* _Provided information_
'''

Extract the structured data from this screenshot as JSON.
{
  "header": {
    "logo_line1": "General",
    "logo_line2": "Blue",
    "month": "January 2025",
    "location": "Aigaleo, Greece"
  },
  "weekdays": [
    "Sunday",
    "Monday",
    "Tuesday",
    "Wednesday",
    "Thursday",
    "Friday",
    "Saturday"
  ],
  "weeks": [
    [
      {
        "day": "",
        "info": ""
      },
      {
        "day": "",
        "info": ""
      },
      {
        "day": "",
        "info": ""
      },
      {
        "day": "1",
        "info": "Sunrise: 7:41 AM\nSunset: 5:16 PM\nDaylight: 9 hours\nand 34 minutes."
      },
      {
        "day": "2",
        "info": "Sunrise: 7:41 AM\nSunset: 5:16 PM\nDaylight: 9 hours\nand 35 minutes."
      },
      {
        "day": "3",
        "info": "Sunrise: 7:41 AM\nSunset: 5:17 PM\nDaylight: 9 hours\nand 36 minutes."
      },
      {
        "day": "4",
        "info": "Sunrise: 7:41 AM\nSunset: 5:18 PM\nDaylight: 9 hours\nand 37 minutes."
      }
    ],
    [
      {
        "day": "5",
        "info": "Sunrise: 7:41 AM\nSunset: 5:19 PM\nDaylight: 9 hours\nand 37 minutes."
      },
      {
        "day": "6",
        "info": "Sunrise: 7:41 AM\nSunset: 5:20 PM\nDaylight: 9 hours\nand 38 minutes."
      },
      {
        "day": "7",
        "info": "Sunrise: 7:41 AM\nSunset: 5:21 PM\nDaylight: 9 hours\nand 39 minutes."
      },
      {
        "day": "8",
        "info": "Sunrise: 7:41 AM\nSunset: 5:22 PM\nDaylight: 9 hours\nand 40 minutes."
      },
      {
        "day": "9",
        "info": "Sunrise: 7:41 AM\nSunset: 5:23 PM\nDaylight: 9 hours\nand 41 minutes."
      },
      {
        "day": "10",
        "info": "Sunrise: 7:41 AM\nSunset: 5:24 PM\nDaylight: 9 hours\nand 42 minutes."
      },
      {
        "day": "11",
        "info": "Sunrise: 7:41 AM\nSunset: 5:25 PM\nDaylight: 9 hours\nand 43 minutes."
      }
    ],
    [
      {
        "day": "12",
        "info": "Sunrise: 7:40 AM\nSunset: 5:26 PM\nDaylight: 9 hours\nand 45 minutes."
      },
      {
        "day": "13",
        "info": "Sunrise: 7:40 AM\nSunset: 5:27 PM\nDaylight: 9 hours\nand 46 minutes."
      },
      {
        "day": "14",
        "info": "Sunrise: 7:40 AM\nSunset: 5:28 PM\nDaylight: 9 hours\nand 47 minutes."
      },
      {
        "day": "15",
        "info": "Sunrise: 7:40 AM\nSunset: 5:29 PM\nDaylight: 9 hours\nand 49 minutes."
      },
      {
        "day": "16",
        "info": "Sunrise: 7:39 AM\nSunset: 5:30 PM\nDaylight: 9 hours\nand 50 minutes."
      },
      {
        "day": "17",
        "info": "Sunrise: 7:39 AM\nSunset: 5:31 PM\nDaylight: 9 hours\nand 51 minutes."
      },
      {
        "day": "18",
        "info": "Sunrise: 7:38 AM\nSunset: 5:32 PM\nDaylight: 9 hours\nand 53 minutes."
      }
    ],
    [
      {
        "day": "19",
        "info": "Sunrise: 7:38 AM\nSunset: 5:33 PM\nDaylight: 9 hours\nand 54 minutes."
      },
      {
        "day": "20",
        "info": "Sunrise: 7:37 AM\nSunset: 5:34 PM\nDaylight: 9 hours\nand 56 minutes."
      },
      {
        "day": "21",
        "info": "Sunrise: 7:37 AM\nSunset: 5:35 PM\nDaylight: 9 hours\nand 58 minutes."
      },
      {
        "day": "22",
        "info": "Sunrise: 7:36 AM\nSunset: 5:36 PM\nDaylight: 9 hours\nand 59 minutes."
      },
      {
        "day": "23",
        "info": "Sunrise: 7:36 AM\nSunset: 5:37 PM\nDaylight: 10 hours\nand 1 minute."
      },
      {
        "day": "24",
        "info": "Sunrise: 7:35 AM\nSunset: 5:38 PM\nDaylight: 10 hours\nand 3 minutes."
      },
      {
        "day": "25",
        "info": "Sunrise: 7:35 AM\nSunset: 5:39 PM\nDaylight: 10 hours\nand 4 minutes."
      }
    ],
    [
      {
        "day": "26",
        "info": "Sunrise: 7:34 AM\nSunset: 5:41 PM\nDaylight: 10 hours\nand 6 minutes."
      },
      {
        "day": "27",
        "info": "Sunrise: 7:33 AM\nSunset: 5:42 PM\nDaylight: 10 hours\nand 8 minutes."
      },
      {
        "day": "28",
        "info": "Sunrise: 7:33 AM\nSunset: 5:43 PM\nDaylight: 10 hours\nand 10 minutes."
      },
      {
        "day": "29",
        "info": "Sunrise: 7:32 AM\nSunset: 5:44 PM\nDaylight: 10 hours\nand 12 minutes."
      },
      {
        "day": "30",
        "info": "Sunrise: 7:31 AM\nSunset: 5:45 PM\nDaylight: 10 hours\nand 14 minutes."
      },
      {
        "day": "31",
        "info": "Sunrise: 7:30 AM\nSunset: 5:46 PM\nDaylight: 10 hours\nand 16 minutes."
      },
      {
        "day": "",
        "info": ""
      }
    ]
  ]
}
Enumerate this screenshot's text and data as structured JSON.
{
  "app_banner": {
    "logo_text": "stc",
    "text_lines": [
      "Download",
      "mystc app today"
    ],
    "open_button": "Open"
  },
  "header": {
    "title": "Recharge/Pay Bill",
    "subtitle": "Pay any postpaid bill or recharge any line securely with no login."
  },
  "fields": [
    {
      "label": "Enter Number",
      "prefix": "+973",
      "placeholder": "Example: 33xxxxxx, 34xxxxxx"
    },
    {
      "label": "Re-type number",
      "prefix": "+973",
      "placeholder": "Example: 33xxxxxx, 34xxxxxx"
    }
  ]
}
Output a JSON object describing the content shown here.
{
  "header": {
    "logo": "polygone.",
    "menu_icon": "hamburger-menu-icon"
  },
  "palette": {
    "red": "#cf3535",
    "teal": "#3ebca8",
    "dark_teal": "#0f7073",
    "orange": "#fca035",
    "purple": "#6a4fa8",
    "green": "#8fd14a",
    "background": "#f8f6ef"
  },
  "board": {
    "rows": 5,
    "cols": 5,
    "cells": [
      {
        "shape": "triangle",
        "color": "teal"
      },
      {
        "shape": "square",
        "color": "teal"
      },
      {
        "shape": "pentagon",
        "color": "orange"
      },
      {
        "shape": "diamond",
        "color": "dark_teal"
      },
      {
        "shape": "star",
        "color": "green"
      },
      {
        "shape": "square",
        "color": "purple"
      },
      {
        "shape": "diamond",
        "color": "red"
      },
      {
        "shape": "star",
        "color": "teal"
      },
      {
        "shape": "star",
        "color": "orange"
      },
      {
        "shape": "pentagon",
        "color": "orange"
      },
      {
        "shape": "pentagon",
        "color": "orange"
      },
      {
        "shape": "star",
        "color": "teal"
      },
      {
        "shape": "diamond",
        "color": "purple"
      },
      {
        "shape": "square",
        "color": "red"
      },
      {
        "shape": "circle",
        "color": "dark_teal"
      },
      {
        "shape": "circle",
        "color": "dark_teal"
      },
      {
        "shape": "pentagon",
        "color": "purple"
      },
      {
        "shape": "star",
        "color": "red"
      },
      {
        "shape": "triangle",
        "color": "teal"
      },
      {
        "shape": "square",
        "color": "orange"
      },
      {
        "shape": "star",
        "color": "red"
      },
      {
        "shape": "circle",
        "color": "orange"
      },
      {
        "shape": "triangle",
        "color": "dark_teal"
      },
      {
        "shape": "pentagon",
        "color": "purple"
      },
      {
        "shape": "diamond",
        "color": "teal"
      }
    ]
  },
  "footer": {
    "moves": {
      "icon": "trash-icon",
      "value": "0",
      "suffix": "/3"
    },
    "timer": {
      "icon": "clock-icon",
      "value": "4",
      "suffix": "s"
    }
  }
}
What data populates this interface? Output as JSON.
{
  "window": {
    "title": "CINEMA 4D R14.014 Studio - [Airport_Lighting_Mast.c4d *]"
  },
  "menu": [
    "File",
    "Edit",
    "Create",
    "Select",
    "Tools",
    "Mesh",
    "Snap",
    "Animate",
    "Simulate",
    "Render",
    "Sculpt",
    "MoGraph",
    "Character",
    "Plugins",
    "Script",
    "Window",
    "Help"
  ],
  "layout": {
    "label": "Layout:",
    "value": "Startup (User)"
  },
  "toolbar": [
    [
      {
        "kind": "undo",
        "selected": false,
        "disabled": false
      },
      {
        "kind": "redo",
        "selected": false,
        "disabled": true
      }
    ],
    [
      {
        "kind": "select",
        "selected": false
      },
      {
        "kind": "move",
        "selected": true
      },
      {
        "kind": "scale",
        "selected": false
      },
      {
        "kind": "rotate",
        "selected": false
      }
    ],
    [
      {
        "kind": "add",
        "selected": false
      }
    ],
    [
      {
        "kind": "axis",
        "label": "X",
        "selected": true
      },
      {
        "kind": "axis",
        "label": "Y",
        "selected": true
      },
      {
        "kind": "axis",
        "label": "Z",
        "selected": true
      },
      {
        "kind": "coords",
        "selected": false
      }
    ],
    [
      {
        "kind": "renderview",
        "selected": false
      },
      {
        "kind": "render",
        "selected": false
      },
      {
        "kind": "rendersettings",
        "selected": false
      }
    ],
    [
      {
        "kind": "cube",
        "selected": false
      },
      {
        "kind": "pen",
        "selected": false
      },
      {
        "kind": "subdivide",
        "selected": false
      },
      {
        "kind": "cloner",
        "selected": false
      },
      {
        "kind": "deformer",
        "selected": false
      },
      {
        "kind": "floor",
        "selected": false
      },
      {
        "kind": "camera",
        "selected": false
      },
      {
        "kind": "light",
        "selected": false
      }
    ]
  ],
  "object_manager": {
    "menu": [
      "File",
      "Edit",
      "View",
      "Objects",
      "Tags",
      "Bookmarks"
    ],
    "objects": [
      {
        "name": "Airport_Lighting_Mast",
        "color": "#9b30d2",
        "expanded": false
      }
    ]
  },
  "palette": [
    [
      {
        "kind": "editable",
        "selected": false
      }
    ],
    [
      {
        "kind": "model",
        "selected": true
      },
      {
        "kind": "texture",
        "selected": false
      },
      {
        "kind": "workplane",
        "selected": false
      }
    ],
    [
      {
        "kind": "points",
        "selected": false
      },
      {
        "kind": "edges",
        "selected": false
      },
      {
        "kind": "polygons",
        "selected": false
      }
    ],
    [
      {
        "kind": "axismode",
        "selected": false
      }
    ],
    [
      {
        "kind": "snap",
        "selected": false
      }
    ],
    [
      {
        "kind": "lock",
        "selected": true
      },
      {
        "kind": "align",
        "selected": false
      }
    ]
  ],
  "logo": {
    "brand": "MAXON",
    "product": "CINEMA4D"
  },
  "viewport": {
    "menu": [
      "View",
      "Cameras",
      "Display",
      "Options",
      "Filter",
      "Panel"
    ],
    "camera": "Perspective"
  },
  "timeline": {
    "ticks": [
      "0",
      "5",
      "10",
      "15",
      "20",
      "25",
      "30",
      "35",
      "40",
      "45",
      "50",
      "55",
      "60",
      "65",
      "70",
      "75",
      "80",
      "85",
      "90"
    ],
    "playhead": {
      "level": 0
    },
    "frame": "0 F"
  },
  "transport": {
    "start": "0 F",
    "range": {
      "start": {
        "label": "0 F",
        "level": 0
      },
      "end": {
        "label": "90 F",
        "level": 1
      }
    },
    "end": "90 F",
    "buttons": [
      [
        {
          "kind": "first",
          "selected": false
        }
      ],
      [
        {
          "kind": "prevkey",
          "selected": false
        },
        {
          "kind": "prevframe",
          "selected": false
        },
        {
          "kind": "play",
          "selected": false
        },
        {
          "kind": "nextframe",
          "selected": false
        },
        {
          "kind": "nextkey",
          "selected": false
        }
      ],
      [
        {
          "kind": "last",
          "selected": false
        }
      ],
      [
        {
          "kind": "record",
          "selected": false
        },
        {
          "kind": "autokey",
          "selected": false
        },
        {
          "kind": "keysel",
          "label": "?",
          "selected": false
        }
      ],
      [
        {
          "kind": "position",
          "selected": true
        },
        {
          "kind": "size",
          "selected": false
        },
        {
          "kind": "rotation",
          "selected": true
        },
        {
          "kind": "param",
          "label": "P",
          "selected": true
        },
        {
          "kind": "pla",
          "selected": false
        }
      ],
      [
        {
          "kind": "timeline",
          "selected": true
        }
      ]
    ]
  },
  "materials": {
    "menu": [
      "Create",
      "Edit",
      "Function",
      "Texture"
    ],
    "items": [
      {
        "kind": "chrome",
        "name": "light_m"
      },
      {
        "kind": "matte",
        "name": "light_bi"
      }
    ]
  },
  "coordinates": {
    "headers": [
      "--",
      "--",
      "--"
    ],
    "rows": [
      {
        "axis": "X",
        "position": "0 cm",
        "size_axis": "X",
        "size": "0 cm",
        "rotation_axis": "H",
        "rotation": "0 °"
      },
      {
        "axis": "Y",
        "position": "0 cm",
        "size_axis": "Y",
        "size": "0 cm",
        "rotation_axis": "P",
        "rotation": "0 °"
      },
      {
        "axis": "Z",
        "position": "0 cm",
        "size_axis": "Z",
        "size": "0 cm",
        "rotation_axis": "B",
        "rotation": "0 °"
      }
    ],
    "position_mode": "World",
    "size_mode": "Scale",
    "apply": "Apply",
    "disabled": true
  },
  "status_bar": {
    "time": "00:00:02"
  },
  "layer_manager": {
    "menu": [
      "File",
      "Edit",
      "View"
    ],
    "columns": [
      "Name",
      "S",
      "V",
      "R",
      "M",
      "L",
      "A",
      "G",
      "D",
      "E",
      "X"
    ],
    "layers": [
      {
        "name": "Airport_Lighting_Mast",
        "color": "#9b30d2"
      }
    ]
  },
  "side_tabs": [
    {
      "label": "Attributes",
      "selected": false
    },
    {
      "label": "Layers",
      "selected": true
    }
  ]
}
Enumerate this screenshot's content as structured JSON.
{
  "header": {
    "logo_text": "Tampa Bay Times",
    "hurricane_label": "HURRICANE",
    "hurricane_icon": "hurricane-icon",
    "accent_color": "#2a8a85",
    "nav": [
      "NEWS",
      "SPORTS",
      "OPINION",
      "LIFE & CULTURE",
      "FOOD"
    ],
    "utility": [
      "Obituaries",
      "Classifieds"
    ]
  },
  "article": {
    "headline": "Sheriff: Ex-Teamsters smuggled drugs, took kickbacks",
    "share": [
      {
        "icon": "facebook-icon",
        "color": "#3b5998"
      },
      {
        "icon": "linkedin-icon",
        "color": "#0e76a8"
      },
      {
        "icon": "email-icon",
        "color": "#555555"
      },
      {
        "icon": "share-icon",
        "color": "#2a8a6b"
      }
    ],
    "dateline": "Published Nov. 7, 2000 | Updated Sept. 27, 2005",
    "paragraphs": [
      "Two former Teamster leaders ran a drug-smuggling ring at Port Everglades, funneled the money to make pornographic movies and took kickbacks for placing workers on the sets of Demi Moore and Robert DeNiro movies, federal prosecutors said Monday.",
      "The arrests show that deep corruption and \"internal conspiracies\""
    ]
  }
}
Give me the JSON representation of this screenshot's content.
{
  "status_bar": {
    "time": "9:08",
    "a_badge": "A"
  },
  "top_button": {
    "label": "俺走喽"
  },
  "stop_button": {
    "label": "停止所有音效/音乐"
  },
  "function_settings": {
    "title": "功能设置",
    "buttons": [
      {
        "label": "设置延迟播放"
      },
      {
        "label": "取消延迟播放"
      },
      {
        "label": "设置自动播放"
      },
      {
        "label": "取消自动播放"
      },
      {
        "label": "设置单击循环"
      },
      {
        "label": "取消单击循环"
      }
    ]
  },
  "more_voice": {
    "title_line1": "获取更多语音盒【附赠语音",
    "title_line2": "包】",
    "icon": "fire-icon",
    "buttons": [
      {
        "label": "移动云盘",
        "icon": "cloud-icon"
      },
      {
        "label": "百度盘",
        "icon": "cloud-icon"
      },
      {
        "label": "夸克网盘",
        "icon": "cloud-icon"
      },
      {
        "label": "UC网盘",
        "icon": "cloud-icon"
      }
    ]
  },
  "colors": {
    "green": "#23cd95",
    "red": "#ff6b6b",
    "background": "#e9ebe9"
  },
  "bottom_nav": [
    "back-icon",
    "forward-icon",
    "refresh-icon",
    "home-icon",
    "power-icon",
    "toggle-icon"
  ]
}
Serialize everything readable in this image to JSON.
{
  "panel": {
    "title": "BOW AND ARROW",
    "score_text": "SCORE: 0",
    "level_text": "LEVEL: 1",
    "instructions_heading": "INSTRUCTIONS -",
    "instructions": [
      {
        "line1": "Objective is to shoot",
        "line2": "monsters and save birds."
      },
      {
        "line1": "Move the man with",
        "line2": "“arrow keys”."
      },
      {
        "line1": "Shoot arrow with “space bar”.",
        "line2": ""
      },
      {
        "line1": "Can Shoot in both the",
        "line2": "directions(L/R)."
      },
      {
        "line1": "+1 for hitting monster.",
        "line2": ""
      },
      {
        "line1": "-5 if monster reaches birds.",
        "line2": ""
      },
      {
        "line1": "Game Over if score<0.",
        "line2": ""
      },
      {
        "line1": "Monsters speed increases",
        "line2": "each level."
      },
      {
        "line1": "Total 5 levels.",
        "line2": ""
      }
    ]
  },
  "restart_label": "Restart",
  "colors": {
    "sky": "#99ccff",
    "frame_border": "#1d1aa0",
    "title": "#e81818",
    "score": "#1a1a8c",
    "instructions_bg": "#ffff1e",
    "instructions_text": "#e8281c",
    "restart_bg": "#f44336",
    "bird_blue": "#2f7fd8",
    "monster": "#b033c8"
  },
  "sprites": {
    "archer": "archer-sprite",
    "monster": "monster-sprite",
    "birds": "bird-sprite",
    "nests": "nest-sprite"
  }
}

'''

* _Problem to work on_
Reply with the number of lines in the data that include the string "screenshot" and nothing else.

* _Written answer_
4